*** Opening of Records provided ***

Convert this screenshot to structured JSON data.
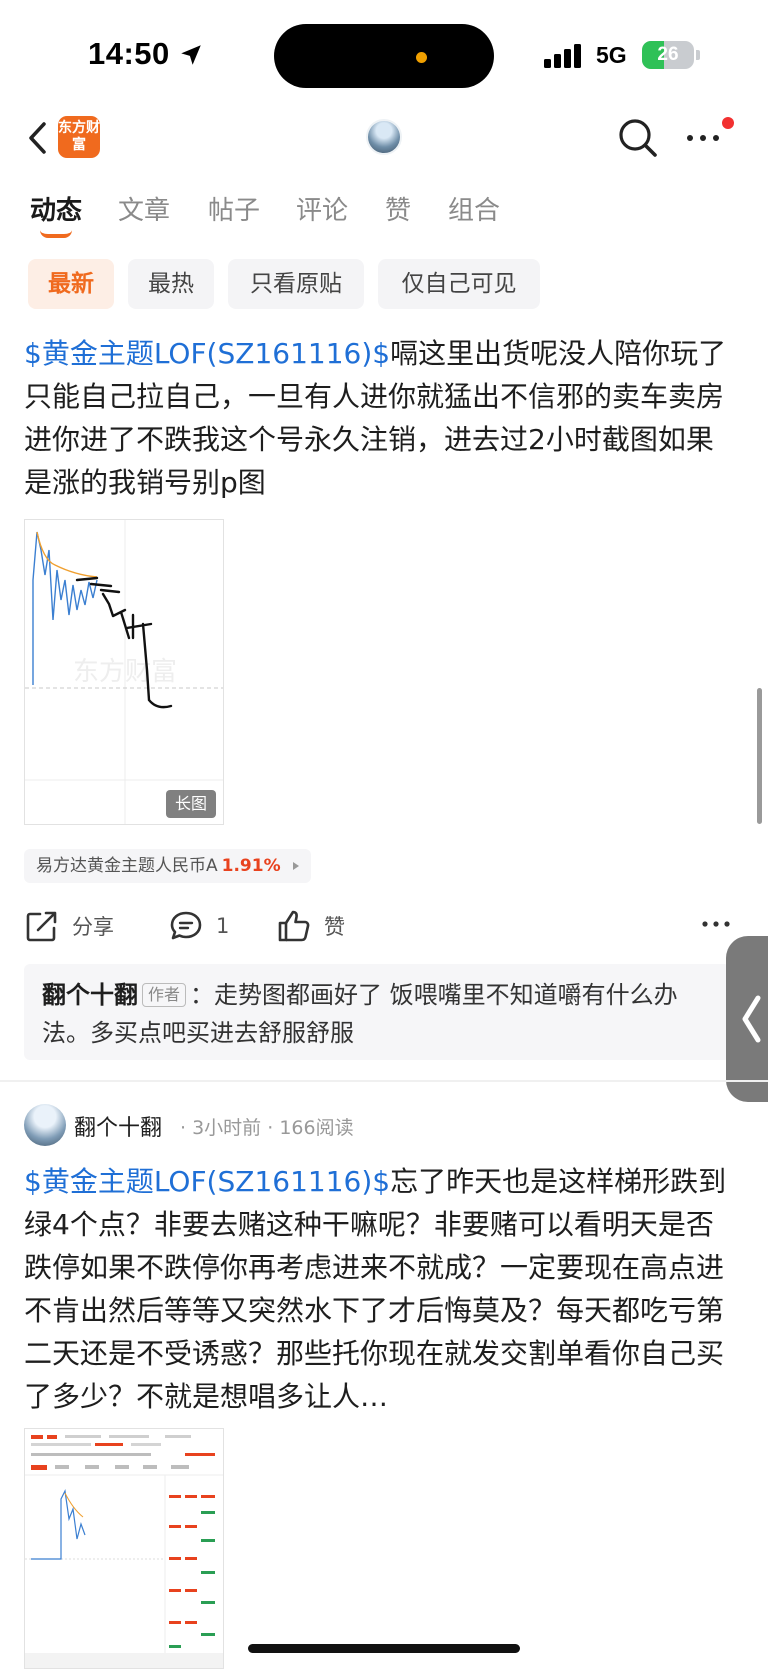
{
  "status_bar": {
    "time": "14:50",
    "network": "5G",
    "battery": "26"
  },
  "nav": {
    "logo_text": "东方财富"
  },
  "tabs": [
    {
      "label": "动态",
      "active": true
    },
    {
      "label": "文章",
      "active": false
    },
    {
      "label": "帖子",
      "active": false
    },
    {
      "label": "评论",
      "active": false
    },
    {
      "label": "赞",
      "active": false
    },
    {
      "label": "组合",
      "active": false
    }
  ],
  "filters": [
    {
      "label": "最新",
      "active": true
    },
    {
      "label": "最热",
      "active": false
    },
    {
      "label": "只看原贴",
      "active": false
    },
    {
      "label": "仅自己可见",
      "active": false
    }
  ],
  "post1": {
    "stock_tag": "$黄金主题LOF(SZ161116)$",
    "text": "嗝这里出货呢没人陪你玩了只能自己拉自己，一旦有人进你就猛出不信邪的卖车卖房进你进了不跌我这个号永久注销，进去过2小时截图如果是涨的我销号别p图",
    "image_badge": "长图",
    "image_watermark": "东方财富",
    "fund_name": "易方达黄金主题人民币A",
    "fund_change": "1.91%",
    "actions": {
      "share": "分享",
      "comment_count": "1",
      "like": "赞"
    },
    "comment": {
      "author": "翻个十翻",
      "badge": "作者",
      "separator": "：",
      "text": "走势图都画好了 饭喂嘴里不知道嚼有什么办法。多买点吧买进去舒服舒服"
    }
  },
  "post2": {
    "author": "翻个十翻",
    "time": "3小时前",
    "reads": "166阅读",
    "stock_tag": "$黄金主题LOF(SZ161116)$",
    "text": "忘了昨天也是这样梯形跌到绿4个点？非要去赌这种干嘛呢？非要赌可以看明天是否跌停如果不跌停你再考虑进来不就成？一定要现在高点进不肯出然后等等又突然水下了才后悔莫及？每天都吃亏第二天还是不受诱惑？那些托你现在就发交割单看你自己买了多少？不就是想唱多让人…"
  },
  "colors": {
    "accent": "#f06a1e",
    "link": "#1f6fd6",
    "up": "#e8421e"
  }
}
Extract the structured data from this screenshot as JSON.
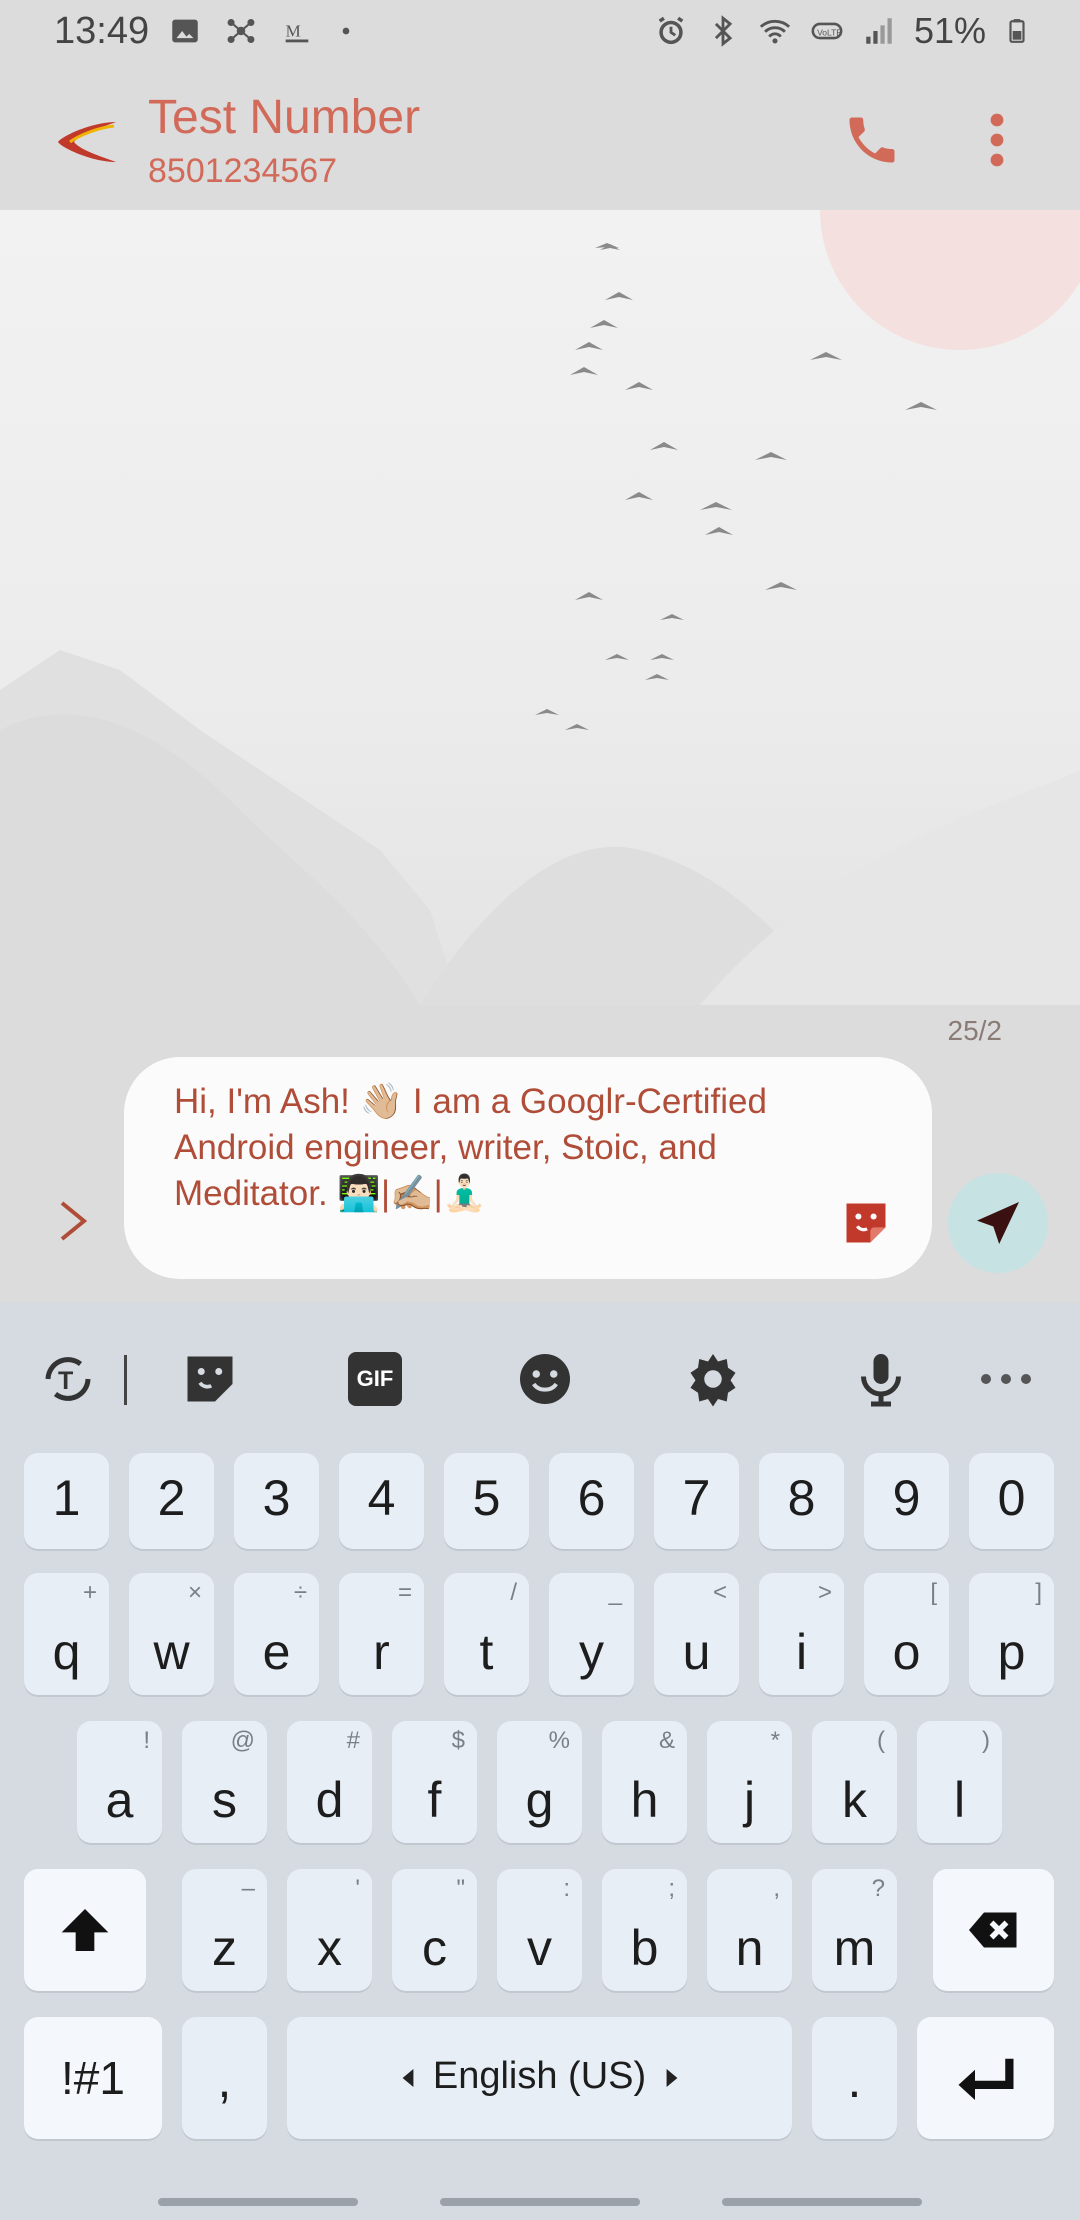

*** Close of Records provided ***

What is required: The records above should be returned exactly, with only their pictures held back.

Finished task:
Convert this screenshot to structured JSON data.
{
  "status_bar": {
    "time": "14:50",
    "network": "5G",
    "battery": "26"
  },
  "nav": {
    "logo_text": "东方财富"
  },
  "tabs": [
    {
      "label": "动态",
      "active": true
    },
    {
      "label": "文章",
      "active": false
    },
    {
      "label": "帖子",
      "active": false
    },
    {
      "label": "评论",
      "active": false
    },
    {
      "label": "赞",
      "active": false
    },
    {
      "label": "组合",
      "active": false
    }
  ],
  "filters": [
    {
      "label": "最新",
      "active": true
    },
    {
      "label": "最热",
      "active": false
    },
    {
      "label": "只看原贴",
      "active": false
    },
    {
      "label": "仅自己可见",
      "active": false
    }
  ],
  "post1": {
    "stock_tag": "$黄金主题LOF(SZ161116)$",
    "text": "嗝这里出货呢没人陪你玩了只能自己拉自己，一旦有人进你就猛出不信邪的卖车卖房进你进了不跌我这个号永久注销，进去过2小时截图如果是涨的我销号别p图",
    "image_badge": "长图",
    "image_watermark": "东方财富",
    "fund_name": "易方达黄金主题人民币A",
    "fund_change": "1.91%",
    "actions": {
      "share": "分享",
      "comment_count": "1",
      "like": "赞"
    },
    "comment": {
      "author": "翻个十翻",
      "badge": "作者",
      "separator": "：",
      "text": "走势图都画好了 饭喂嘴里不知道嚼有什么办法。多买点吧买进去舒服舒服"
    }
  },
  "post2": {
    "author": "翻个十翻",
    "time": "3小时前",
    "reads": "166阅读",
    "stock_tag": "$黄金主题LOF(SZ161116)$",
    "text": "忘了昨天也是这样梯形跌到绿4个点？非要去赌这种干嘛呢？非要赌可以看明天是否跌停如果不跌停你再考虑进来不就成？一定要现在高点进不肯出然后等等又突然水下了才后悔莫及？每天都吃亏第二天还是不受诱惑？那些托你现在就发交割单看你自己买了多少？不就是想唱多让人…"
  },
  "colors": {
    "accent": "#f06a1e",
    "link": "#1f6fd6",
    "up": "#e8421e"
  }
}
Extract the structured data from this screenshot as JSON.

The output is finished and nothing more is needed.